Steve Earle and The Dukes 100 minute set started with a few selections from his great new 16th studio album, ‘Terraplane’, most of which was played during the evening.
This was followed by a sequence that included, probably his most famous songs, ‘Guitar Town’ and ‘Copperhead Road’.
I must admit I was surprised to hear these classic songs so early in the set, but the playing of the excellent band, and the overall quality of the show, seemed to go up a notch after those tracks. Not that it was lacking in any way prior to this moment.
It was almost as if they all wanted to get those songs out of the way before starting the set ‘proper’. Yes, these are the songs that so many of this audience had come to hear, especially judging by their reaction to them, but those songs must be a kind of albatross around Steve Earle’s neck?
I, for one, wouldn’t blame him if this were indeed the case.
An enjoyable aspect of the evening was Steve Earle’s between song banter, which bordered on storytelling, and included some amusing asides, such as how he’d had divorces that lasted longer than some of his other marriages.
Also mentioned was how he wasn’t just a ‘political songwriter’, as he has often been described, but that the majority of his songs were actually about women. He did confess that those songs were ultimately written about himself though.
He didn’t shy away from taking about past drug and personal problems either, although he’s now been ‘clean’ for over 20 years now. He even played the first song he wrote ‘clean’ and then followed it with a song written during those not so clean years.
That fact helped remind us just how long Steve Earle has been around (his first EP was released in 1982). The material played tonight, from across that extensive career, showcased his varied musical repertoire which has covered Rock, Blues, Country, Folk and ‘Roots’ music during that time.
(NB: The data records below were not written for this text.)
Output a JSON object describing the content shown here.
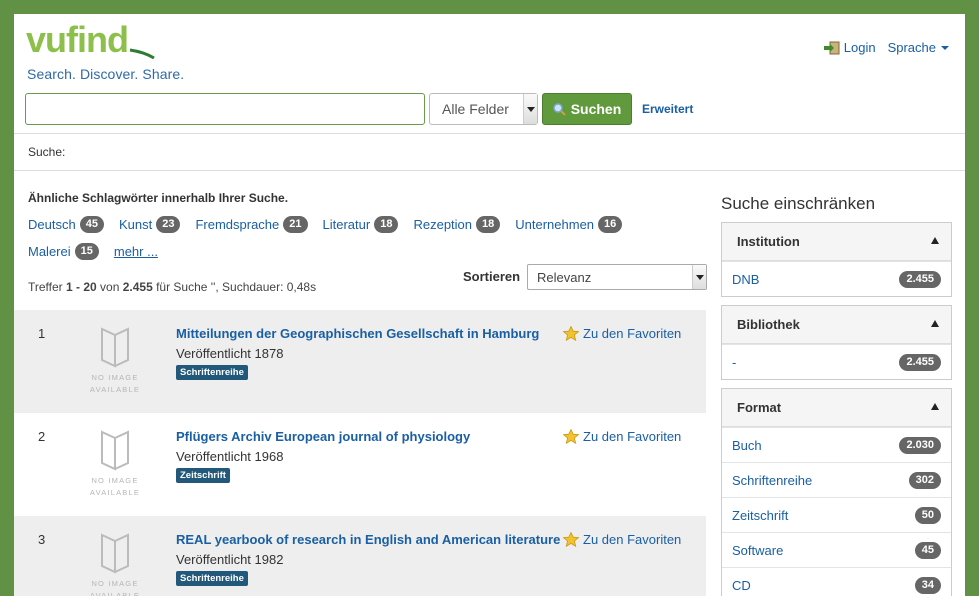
{
  "header": {
    "logo_text": "vufind",
    "slogan": "Search. Discover. Share.",
    "login_label": "Login",
    "language_label": "Sprache"
  },
  "search": {
    "query_value": "",
    "field_selected": "Alle Felder",
    "search_button": "Suchen",
    "advanced_link": "Erweitert"
  },
  "breadcrumb": "Suche:",
  "related": {
    "title": "Ähnliche Schlagwörter innerhalb Ihrer Suche.",
    "tags": [
      {
        "label": "Deutsch",
        "count": "45"
      },
      {
        "label": "Kunst",
        "count": "23"
      },
      {
        "label": "Fremdsprache",
        "count": "21"
      },
      {
        "label": "Literatur",
        "count": "18"
      },
      {
        "label": "Rezeption",
        "count": "18"
      },
      {
        "label": "Unternehmen",
        "count": "16"
      },
      {
        "label": "Malerei",
        "count": "15"
      }
    ],
    "more_label": "mehr ..."
  },
  "sort": {
    "label": "Sortieren",
    "selected": "Relevanz"
  },
  "stats": {
    "prefix": "Treffer ",
    "range": "1 - 20",
    "of": " von ",
    "total": "2.455",
    "suffix": " für Suche '', Suchdauer: 0,48s"
  },
  "results": [
    {
      "num": "1",
      "title": "Mitteilungen der Geographischen Gesellschaft in Hamburg",
      "published": "Veröffentlicht 1878",
      "format": "Schriftenreihe",
      "fav": "Zu den Favoriten",
      "noimg": "NO IMAGE AVAILABLE"
    },
    {
      "num": "2",
      "title": "Pflügers Archiv European journal of physiology",
      "published": "Veröffentlicht 1968",
      "format": "Zeitschrift",
      "fav": "Zu den Favoriten",
      "noimg": "NO IMAGE AVAILABLE"
    },
    {
      "num": "3",
      "title": "REAL yearbook of research in English and American literature",
      "published": "Veröffentlicht 1982",
      "format": "Schriftenreihe",
      "fav": "Zu den Favoriten",
      "noimg": "NO IMAGE AVAILABLE"
    }
  ],
  "sidebar": {
    "title": "Suche einschränken",
    "facets": [
      {
        "name": "Institution",
        "items": [
          {
            "label": "DNB",
            "count": "2.455"
          }
        ]
      },
      {
        "name": "Bibliothek",
        "items": [
          {
            "label": "-",
            "count": "2.455"
          }
        ]
      },
      {
        "name": "Format",
        "items": [
          {
            "label": "Buch",
            "count": "2.030"
          },
          {
            "label": "Schriftenreihe",
            "count": "302"
          },
          {
            "label": "Zeitschrift",
            "count": "50"
          },
          {
            "label": "Software",
            "count": "45"
          },
          {
            "label": "CD",
            "count": "34"
          }
        ]
      }
    ]
  },
  "colors": {
    "brand_green": "#619144",
    "link_blue": "#1a5fa3",
    "badge_gray": "#666666",
    "format_label": "#22587a"
  },
  "icons": [
    "login-icon",
    "search-icon",
    "star-icon",
    "no-image-icon"
  ]
}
That’s quite a CV.
Having ended the regular set with a Hendrix style version of ‘Hey Joe’, the encore included a brand new track called ‘Mississippi, It’s Time’. A song written about the refusal of that State to ditch the Confederate flag, as all other American States have now done.
I guess Steve Earle can’t resist being a ‘political songwriter’ after all?
This was a very easy going and laid back type of gig, but one that still packed a punch. The sort of show that doesn’t have you glancing at your watch, and one that I could quite happily have sat watching for several more hours.
If there is a gig equivalent of ‘Comfort TV’, this was it and in a good way too.
Steve Earle said that he’d never been to Bexhill before, which probably came as no great surprise to any of us. After seeing this performance, I sure he hopes he makes a return trip, and I suspect the rest of this knowledgable and respectful audience feel the same way too.
PS: One nice touch during the evening was Steve Earle himself coming out to introduce the support act, The Masterson’s, who form part of his backing band The Dukes.
PPS: If you didn’t already know, Steve Earle can act too. He played a prominent part, effectively playing himself, in the USA TV series ‘Treme’, set in post Hurricane Katrina, New Orleans. I can highly recommend ‘Treme’, both as a stand alone TV series, but also for the wonderful music which is an integral part of the show.
A full set list for this show is now online at: tinyurl.com/q3aakpb